Carlos Pallan Gayol
Archaeologist & Epigrapher, Dept. of Old American Studies & Ethnology, University of Bonn

Mayan hieroglyphs rank among the most visually complex writing systems ever created. Deciphering them has entailed a 200+ year scholarly quest, but this task is not yet completed and posits an inviting challenge for applying new tools from the information-age, culminating in the encoding of the Mayan script. Join us Tuesday morning, September 11th, as this keynote highlights the latest milestones attained in this pursuit by the NcodeX Project, where Carlos Pallan collaborates with Dr. Deborah Anderson, Researcher, Dept. of Linguistics, UC Berkeley, the Script Encoding Initiative and members of the Unicode advisory board. Stemming from research funded by Unicode’s Adopt-a-Character Program, it has been possible to produce new database tools and advanced functionalities, capable of mapping and analyzing all the textual contents of the extant Mayan books or Codices by relying on a novel catalog of Mayan signs with assigned code points.

See What’s Happening At IUC 42

For over 27 years the Internationalization & Unicode® Conference (IUC) has been the preeminent event highlighting the latest innovations and best practices of global and multilingual software providers. Join us in Santa Clara to promote your ideas and experiences working with natural languages, multicultural user interfaces, producing and supporting multinational and multilingual products, linguistic algorithms, applying internationalization across mobile and social media platforms, or advancements in relevant standards.

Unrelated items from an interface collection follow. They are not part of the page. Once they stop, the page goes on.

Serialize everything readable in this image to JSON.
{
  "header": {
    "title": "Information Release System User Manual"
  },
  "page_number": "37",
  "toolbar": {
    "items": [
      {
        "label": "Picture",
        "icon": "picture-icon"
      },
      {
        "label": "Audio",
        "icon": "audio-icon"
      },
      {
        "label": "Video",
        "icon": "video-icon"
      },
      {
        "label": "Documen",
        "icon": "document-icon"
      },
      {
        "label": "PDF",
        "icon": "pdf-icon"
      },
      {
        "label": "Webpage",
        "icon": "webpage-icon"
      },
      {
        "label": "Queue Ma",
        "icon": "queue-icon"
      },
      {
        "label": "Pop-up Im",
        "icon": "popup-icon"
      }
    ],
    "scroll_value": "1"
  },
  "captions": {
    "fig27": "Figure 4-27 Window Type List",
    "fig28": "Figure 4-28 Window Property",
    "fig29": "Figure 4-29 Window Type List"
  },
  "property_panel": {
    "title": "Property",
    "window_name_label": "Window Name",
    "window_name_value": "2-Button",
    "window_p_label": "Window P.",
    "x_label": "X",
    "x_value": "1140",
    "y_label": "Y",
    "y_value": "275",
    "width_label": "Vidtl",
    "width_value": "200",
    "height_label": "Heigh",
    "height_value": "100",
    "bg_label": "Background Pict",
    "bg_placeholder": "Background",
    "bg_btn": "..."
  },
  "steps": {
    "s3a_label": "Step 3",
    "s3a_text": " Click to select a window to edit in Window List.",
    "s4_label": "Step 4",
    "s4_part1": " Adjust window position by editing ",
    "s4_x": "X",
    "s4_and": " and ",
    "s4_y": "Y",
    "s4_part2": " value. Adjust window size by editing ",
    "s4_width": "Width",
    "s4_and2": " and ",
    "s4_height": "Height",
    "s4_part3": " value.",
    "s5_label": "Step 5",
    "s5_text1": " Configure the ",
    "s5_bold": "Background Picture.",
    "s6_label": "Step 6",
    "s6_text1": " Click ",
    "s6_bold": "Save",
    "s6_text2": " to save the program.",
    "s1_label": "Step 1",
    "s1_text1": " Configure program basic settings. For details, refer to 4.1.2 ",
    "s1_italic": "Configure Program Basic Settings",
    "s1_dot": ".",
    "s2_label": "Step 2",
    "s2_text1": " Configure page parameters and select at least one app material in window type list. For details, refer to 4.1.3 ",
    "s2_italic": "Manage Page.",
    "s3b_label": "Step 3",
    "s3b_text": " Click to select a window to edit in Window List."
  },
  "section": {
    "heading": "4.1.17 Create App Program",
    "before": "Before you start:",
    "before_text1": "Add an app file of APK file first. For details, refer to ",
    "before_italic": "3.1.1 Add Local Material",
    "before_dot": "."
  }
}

Join expert practitioners and industry leaders as they present detailed recommendations for businesses looking to expand to new international markets and those seeking to improve time to market and cost-efficiency of supporting existing markets. Recent conferences have provided specific advice on designing software for European countries, Latin America, China, India, Japan, Korea, the Middle East, and emerging markets.


Over 130,000 characters are available for adoption, to help the Unicode Consortium’s work on digitally disadvantaged languages.

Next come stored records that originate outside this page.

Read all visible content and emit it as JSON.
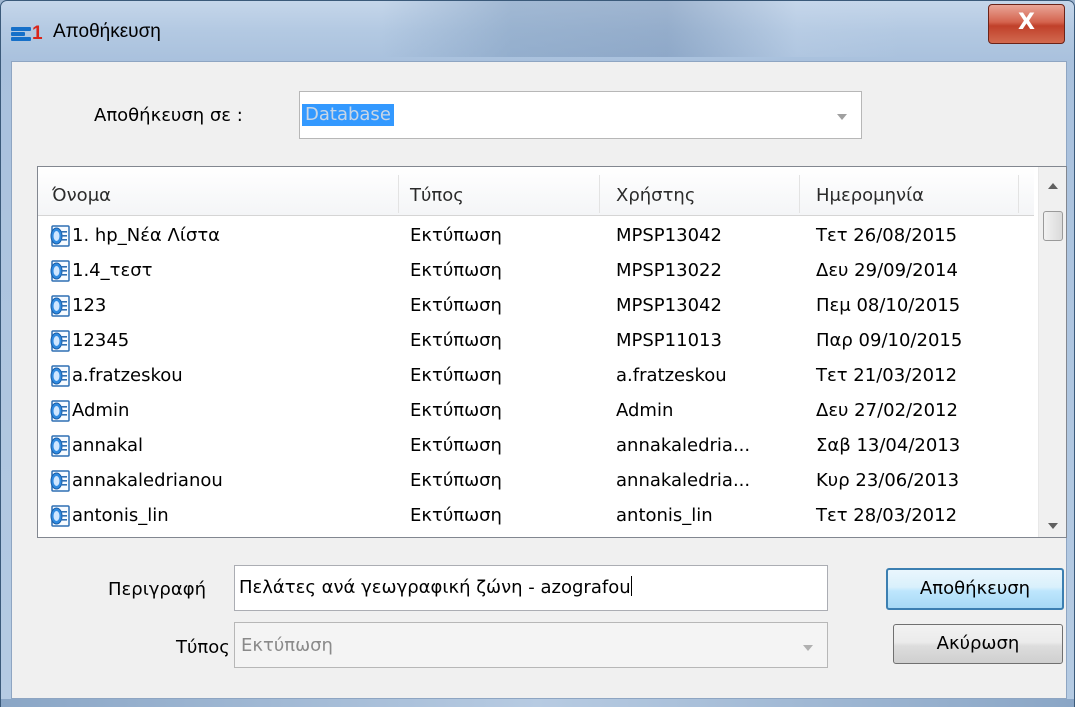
{
  "window": {
    "title": "Αποθήκευση",
    "app_logo_text": "1",
    "close_label": "X"
  },
  "save_in": {
    "label": "Αποθήκευση σε :",
    "value": "Database"
  },
  "list": {
    "columns": [
      "Όνομα",
      "Τύπος",
      "Χρήστης",
      "Ημερομηνία"
    ],
    "rows": [
      {
        "name": "1. hp_Νέα Λίστα",
        "type": "Εκτύπωση",
        "user": "MPSP13042",
        "date": "Τετ 26/08/2015"
      },
      {
        "name": "1.4_τεστ",
        "type": "Εκτύπωση",
        "user": "MPSP13022",
        "date": "Δευ 29/09/2014"
      },
      {
        "name": "123",
        "type": "Εκτύπωση",
        "user": "MPSP13042",
        "date": "Πεμ 08/10/2015"
      },
      {
        "name": "12345",
        "type": "Εκτύπωση",
        "user": "MPSP11013",
        "date": "Παρ 09/10/2015"
      },
      {
        "name": "a.fratzeskou",
        "type": "Εκτύπωση",
        "user": "a.fratzeskou",
        "date": "Τετ 21/03/2012"
      },
      {
        "name": "Admin",
        "type": "Εκτύπωση",
        "user": "Admin",
        "date": "Δευ 27/02/2012"
      },
      {
        "name": "annakal",
        "type": "Εκτύπωση",
        "user": "annakaledria...",
        "date": "Σαβ 13/04/2013"
      },
      {
        "name": "annakaledrianou",
        "type": "Εκτύπωση",
        "user": "annakaledria...",
        "date": "Κυρ 23/06/2013"
      },
      {
        "name": "antonis_lin",
        "type": "Εκτύπωση",
        "user": "antonis_lin",
        "date": "Τετ 28/03/2012"
      }
    ],
    "row_icon": "report-file-icon"
  },
  "form": {
    "description_label": "Περιγραφή",
    "description_value": "Πελάτες ανά γεωγραφική ζώνη - azografou",
    "type_label": "Τύπος",
    "type_value": "Εκτύπωση"
  },
  "buttons": {
    "save": "Αποθήκευση",
    "cancel": "Ακύρωση"
  },
  "colors": {
    "selection": "#3399ff",
    "close_button": "#c9452f",
    "logo_blue": "#1670c9",
    "logo_red": "#d9261c"
  }
}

Thursday, August 9, 2018

More Emoji Draft Candidates for 2019

Couples Image There are now 179 proposed Emoji Draft Candidates (61 characters plus variants) for 2019. These are the short-listed candidates for Emoji 12.0, which is planned for release in 2019Q1 together with Unicode 12.0.

The following changes were made in the recent Unicode Technical Committee (UTC) meeting:
  1. Added a candidate emoji for deaf person
  2. Changed service animal vest to safety vest, and added a candidate emoji sequence using it: service dog
  3. Added candidate emoji sequences for couple holding hands, with 55 combinations of skin tone and gender
  4. Changed names and ordering for various characters
The list of draft candidates will be reviewed and finalized in the next UTC meeting, this coming September. Feedback is solicited on short names, keywords, and ordering. See also the Emoji 11.0 charts.

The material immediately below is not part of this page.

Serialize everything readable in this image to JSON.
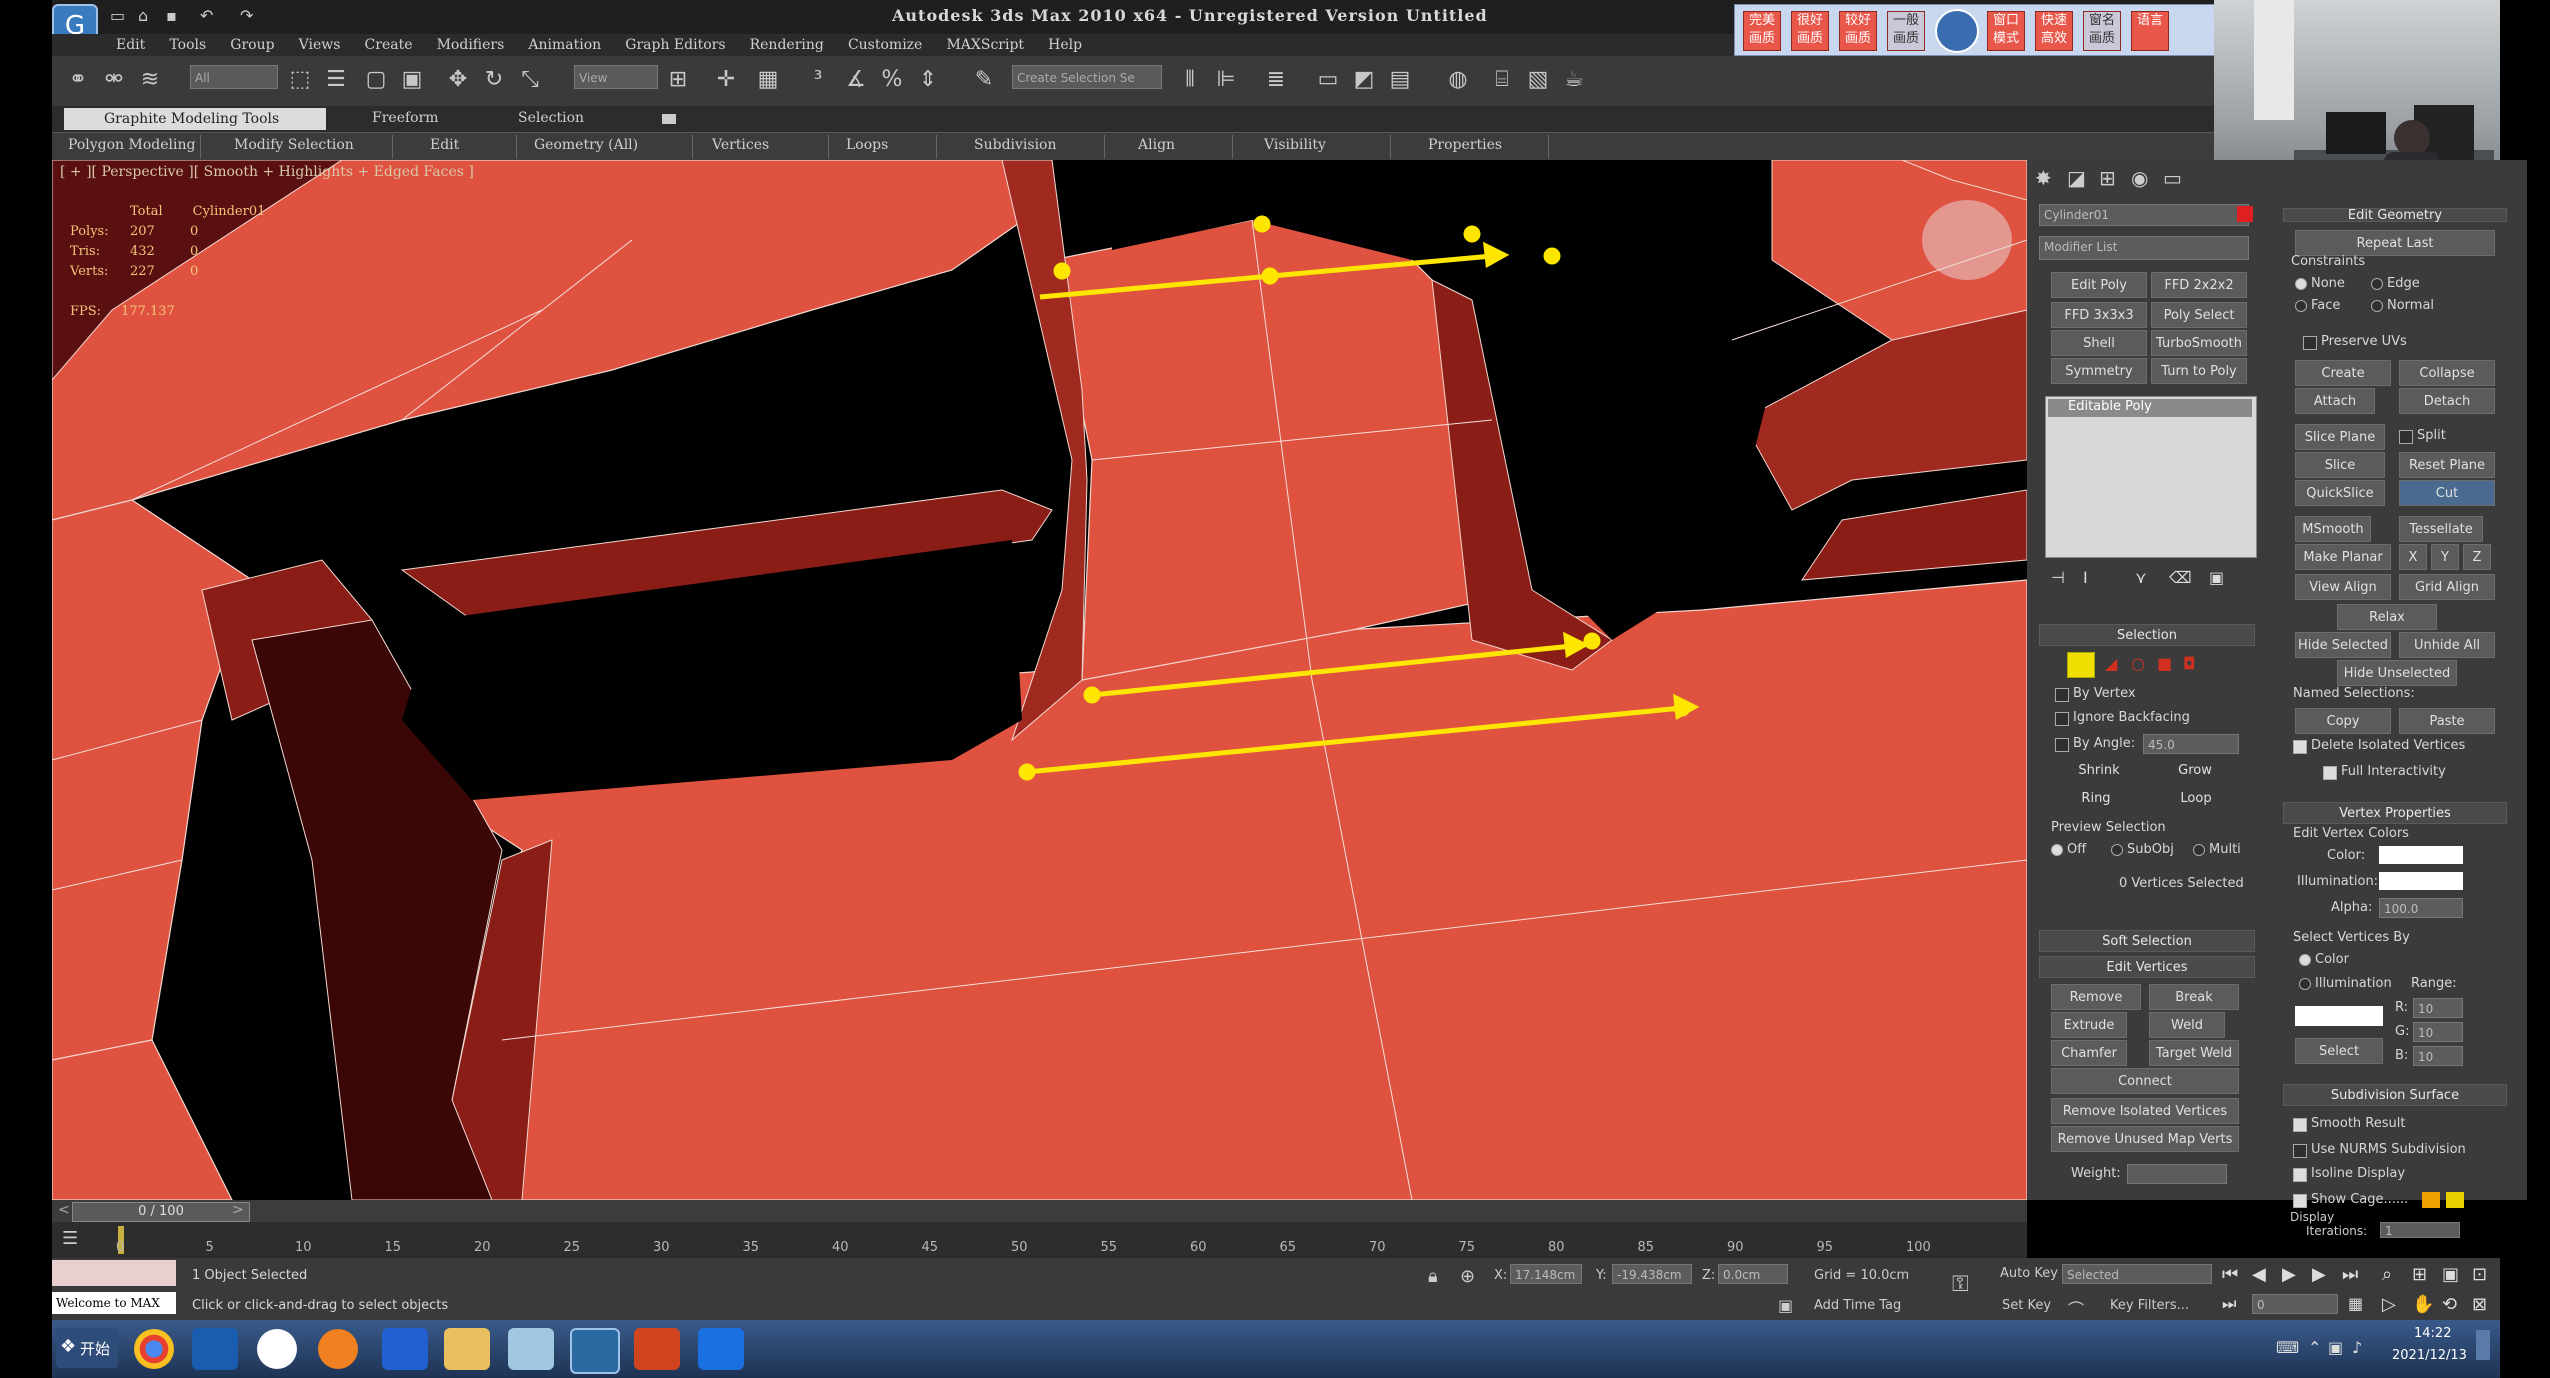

Eight Emoji Provisional Candidates for 2020 were also added (ninja, military helmet, mammoth, feather, dodo, magic wand, carpentry saw, screwdriver). For example:

magic wand

Between now and March 2019, these and other Provisional Candidates will be collected. The Unicode emoji subcommittee will then assess the whole set, and make recommendations to the UTC for which emoji to advance to Draft Candidate status for 2020.


Over 130,000 characters are available for adoption, to help the Unicode Consortium’s work on digitally disadvantaged languages.


Wednesday, July 18, 2018

ICU moves to GitHub and Jira

ICU LogoInternational Components for Unicode (ICU) is a mature, widely used set of C/C++ and Java libraries providing Unicode and Globalization support for software applications. ICU is widely portable and gives applications the same results on all platforms and between C/C++ and Java software.

As of this week, ICU has moved from a self-hosted source code and bug tracking environment, to git on GitHub and Jira on Atlassian Cloud, respectively. Pull requests are welcome, as are bug reports on the new issue tracking system.

For more information, please see the following links:

ICU Repository Access:
ICU Bug Tracking:


Over 130,000 characters are available for adoption, to help the Unicode Consortium’s work on digitally disadvantaged languages.